This topic contains 2 replies, has 2 voices, and was last updated by Test Prep Chicago 1 week ago.
05/08/2019 at 10:48 am #9729
Test Prep ChicagoParticipant
Used by the state of Illinois to measure students’ progress throughout each school year, the NWEA MAP test is a common core aligned, computer-adaptive test designed to quantify a student’s knowledge of math and reading. Chicago Public Schools administer the test multiple times each year to measure the growth of their students’ understanding of both math and reading concepts. However, what sets the NWEA MAP test apart from other standardized tests is its computer adaptive quality. This means that it adapts its difficulty level based on whether or not a student selects a correct answer. Accordingly, for 7th and 8th graders, if students continue to answer questions correctly, the test will go out of grade level, asking high school level questions.
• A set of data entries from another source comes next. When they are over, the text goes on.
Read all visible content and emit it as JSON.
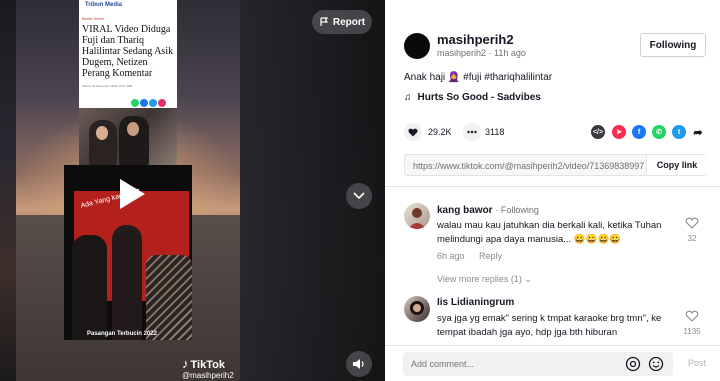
{
  "video": {
    "report_label": "Report",
    "news": {
      "logo": "Tribun Media",
      "tag": "Berita Seleb",
      "headline": "VIRAL Video Diduga Fuji dan Thariq Halilintar Sedang Asik Dugem, Netizen Perang Komentar",
      "meta": "Kamis, 29 Desember 2022 19:07 WIB"
    },
    "club_caption_top": "Ada Yang kaget???",
    "club_caption_bottom": "Pasangan Terbucin 2022",
    "watermark_brand": "TikTok",
    "watermark_user": "@masihperih2"
  },
  "author": {
    "username": "masihperih2",
    "handle": "masihperih2",
    "time_ago": "11h ago",
    "follow_label": "Following"
  },
  "post": {
    "caption": "Anak haji 🧕 #fuji #thariqhalilintar",
    "music": "Hurts So Good - Sadvibes",
    "likes": "29.2K",
    "comments": "3118",
    "link": "https://www.tiktok.com/@masihperih2/video/71369838997...",
    "copy_link_label": "Copy link"
  },
  "comments": [
    {
      "user": "kang bawor",
      "badge": "· Following",
      "text": "walau mau kau jatuhkan dia berkali kali, ketika Tuhan melindungi apa daya manusia... 😀😀😀😀",
      "time": "6h ago",
      "reply_label": "Reply",
      "likes": "32"
    },
    {
      "user": "Iis Lidianingrum",
      "badge": "",
      "text": "sya jga yg emak\" sering k tmpat karaoke brg tmn\", ke tempat ibadah jga ayo, hdp jga bth hiburan",
      "likes": "1135"
    }
  ],
  "view_more_replies": "View more replies (1)",
  "comment_input": {
    "placeholder": "Add comment...",
    "post_label": "Post"
  },
  "colors": {
    "accent_red": "#fe2c55",
    "text_primary": "#161823",
    "text_secondary": "#6f7078"
  }
}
For Chicago Public School students, the NWEA MAP is a common part of the school year. However, the NWEA MAP taken in the spring of the 7th-grade year is more than just a benchmark test. This test provides 1/3 of the points required to attend a Selective Enrollment High School. Each section of the test is worth 150 points, with a total of 300 points up for grabs based on their NWEA MAP score. An additional 300 points are taken from a student’s 7th-grade grades, with a final 300 points available from the Selective Enrollment High School Exam (SEHS). Additionally, for those attending Catholic or private schools, students must take the NWEA MAP test in the fall of their 8th-grade year. For more information on how to prepare for the NWEA MAP test, visit our homepage: testprepchicago.com.
Lauren Lynch, Tutoring Coordinator
- This topic was modified 2 weeks ago by Test Prep Chicago.
05/15/2019 at 9:49 am #9782
Hi, what are the scoring ranges for Reading and Math? What are the max scores if the student reaches high school level content as you mentioned?
05/15/2019 at 4:21 pm #9790
Test Prep ChicagoParticipant
Thank you for your questions. Every few years, NWEA does a norming study of students’ scores throughout the country to determine the RIT/Percentile conversions. NWEA’s last study took place during the 2015-16 school year and NWEA is planning to do its next study in 2020. This year, the 7th-grade spring RIT score ranges for math and reading are listed below.
Math: RIT score of 270 = 99%, RIT score of 258 = 95%, RIT score of 251 = 90%, etc…
Reading: RIT score of 253 = 99%, RIT score of 243 = 95%, RIT score of 238 = 90%, etc…
Thus, if a student is receiving a math RIT score of 270 (or higher), the student is scoring in the 99% of all students at his/her grade level. It is hard to say what exact RIT score number equates to out of grade level content as different school districts have different grade level standards for math and reading. From our experience, the difference between scoring in the low/mid 90% range and the high 90% range requires students to answer out of grade level questions (as would be considered by most Chicago schools).
Feel free to email us directly (firstname.lastname@example.org) if you have any additional questions and/or if you would like to receive the detailed (percent by percent RIT score/percentile conversions).